The word “serialization” isn’t necessarily a term you learn about in your first year of programming, but it refers to a very basic IT concept that every Unity dev sooner or later comes in contact with.
This article is meant for Unity beginners as a short explanation about the term, what it means in Unity, and a quick note about what the
[SerializeField] attribute does.
What is serialization?
In short: Serialization is the process of taking data and formatting it to be compatible to the destination we send it to.
Usually, this means “making it one-dimensional”. You take all the objects in your program and put them in a row so you can write them down in a continuous string that is then written into a file, or uploaded to a web server.

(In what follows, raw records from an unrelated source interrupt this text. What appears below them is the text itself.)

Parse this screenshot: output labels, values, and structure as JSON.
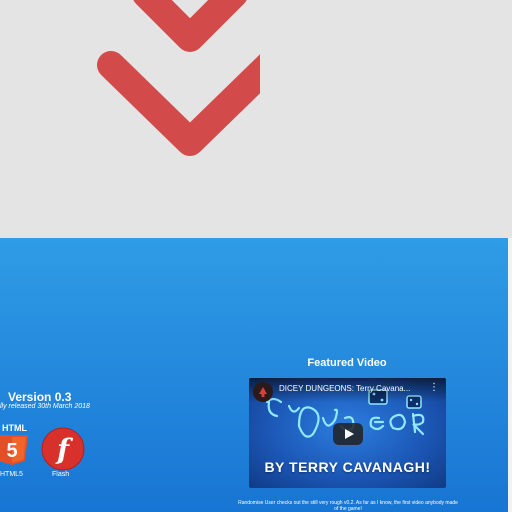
{
  "colors": {
    "accent_red": "#d34a4a",
    "panel_blue_top": "#2f9ce6",
    "panel_blue_bottom": "#1875d3",
    "text_light": "#ffffff"
  },
  "hero": {
    "icon": "double-chevron-down-icon"
  },
  "version": {
    "title": "Version 0.3",
    "subtitle": "lly released 30th March 2018",
    "platforms": [
      {
        "icon": "html5-icon",
        "badge": "HTML",
        "number": "5",
        "label": "HTML5"
      },
      {
        "icon": "flash-icon",
        "glyph": "f",
        "label": "Flash"
      }
    ]
  },
  "featured": {
    "heading": "Featured Video",
    "video_title": "DICEY DUNGEONS: Terry Cavana...",
    "video_byline": "BY TERRY CAVANAGH!",
    "more_icon": "more-vertical-icon",
    "play_icon": "play-icon",
    "description": "Randomise User checks out the still very rough v0.2. As far as I know, the first video anybody made of the game!"
  }
}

The inverse process of “deserialization” means taking serialized data and building the data structures (objects) from that.
What does Unity serialize?
When you work in the Unity Editor and build a scene or a prefab, you create a bunch of data that will be part of the game you make. Every scene is a file in your assets folder, and to save the positions of your terrain, your player, your enemies and everything else in that file, Unity serializes it.
Nowadays, Unity uses the text format “Yaml” for that by default. It’s a very simple format that you can actually (partially) read when you open your scene file in a text editor. In fact, it can be a valuable experience to do that once in a while to learn about how scenes work in Unity.
But for now, all we need to know that Unity serializes all
GameObjects in your scene into the scene file. And for each
GameObject, it serializes all their components. And for each component, it serializes all the properties you set in the inspector.
So as a pseudocode example, a scene file with a light in it would have a part like this:
* There's a GameObject * It has a Transform component * Its position is 0, 0, 0 * Its rotation is 0, 0, 0 * Its localScale is 1, 1, 1 * It has a Light component * Its color is 1, 1, 1, 1 * Its intensity is 0.95 * ...
Whenever you save your scene, Unity writes a long text with content like this into the scene file. And whenever you load it, it reads this text and instantiates all your
GameObjects with all their components with all their properties. More or less the same happens in your game build. When the game is started, the Unity Engine reads this data from somewhere in the game files and creates your scene for you.
The same thing goes for prefabs and
What do I do with this?
Now that you know this, you might be reminded about your first Unity scripts, where you made a
public field in order to allow yourself or a teammate to set a value for an instance of your component.
With the serialization terminology, you know that Unity serializes all public fields in your components if it can. Some things cannot be serialized, and in those cases, nothing shows up in the inspector.
But here comes the point: The
public keyword is not something Unity invented. It’s a part of the C# programming language, and multiple languages before it. Outside of Unity, public and other keywords like it are used to specify whether other classes can access the field or method.
coins field in your
Purse script is public…
public int coins;
…then other scripts can access this field and read or change the value:
var purse = GetComponent<Purse>(); purse.coins = 100;
This is not something you always want to allow, as often enough, your code requires your data to be under control of the class you write. If other classes would be able to manipulate your data in these cases, programming errors and unintended behavior of your program are more likely to happen.
So what you usually do with things that other classes shouldn’t mess around with is to not make them public, but, for example,
private int coins;
purse.coins = 100;
will produce a compilation error now and whomever wrote this line has to change it – by re-evaluating how a purse is supposed to be used.
However, in Unity, this means that the field no longer shows up in the inspector and is not serialized anymore. We lose the chance to set a value for an object that is then loaded in the game to influence its mechanics.
This is where the
[SerializeField] attribute comes in. When you put it over a non-public field, it gets serialized (and shown in the inspector) despite other classes not being able to access it.
[SerializeField] private int coins;
So we have two things we decide for each field:
- Should the field be
- Should the field be serialized?
And if we assume for now that we only have public and private to work with, we have two choices for each question. This leaves us with a small matrix of ways to declare our field:
As you can see, there’s the (not that frequent) case that you want a public field that shouldn’t be serialized. In that case, you can use
[System.NonSerialized] to disable serialization.
After your first steps in programming in Unity (or in general), you will notice that you have options to write your code in ways that makes mistakes in other parts of your code less likely to happen. By restricting the accessibility of your fields (and methods), for example by making them private where it makes sense, your code quality increases.
To maintain control over the serialization side effect that the
public keyword has in Unity, use the
[SerializeField] attribute on private fields to have them serialized – which means that their values get saved into your scene file and thus become part of your game.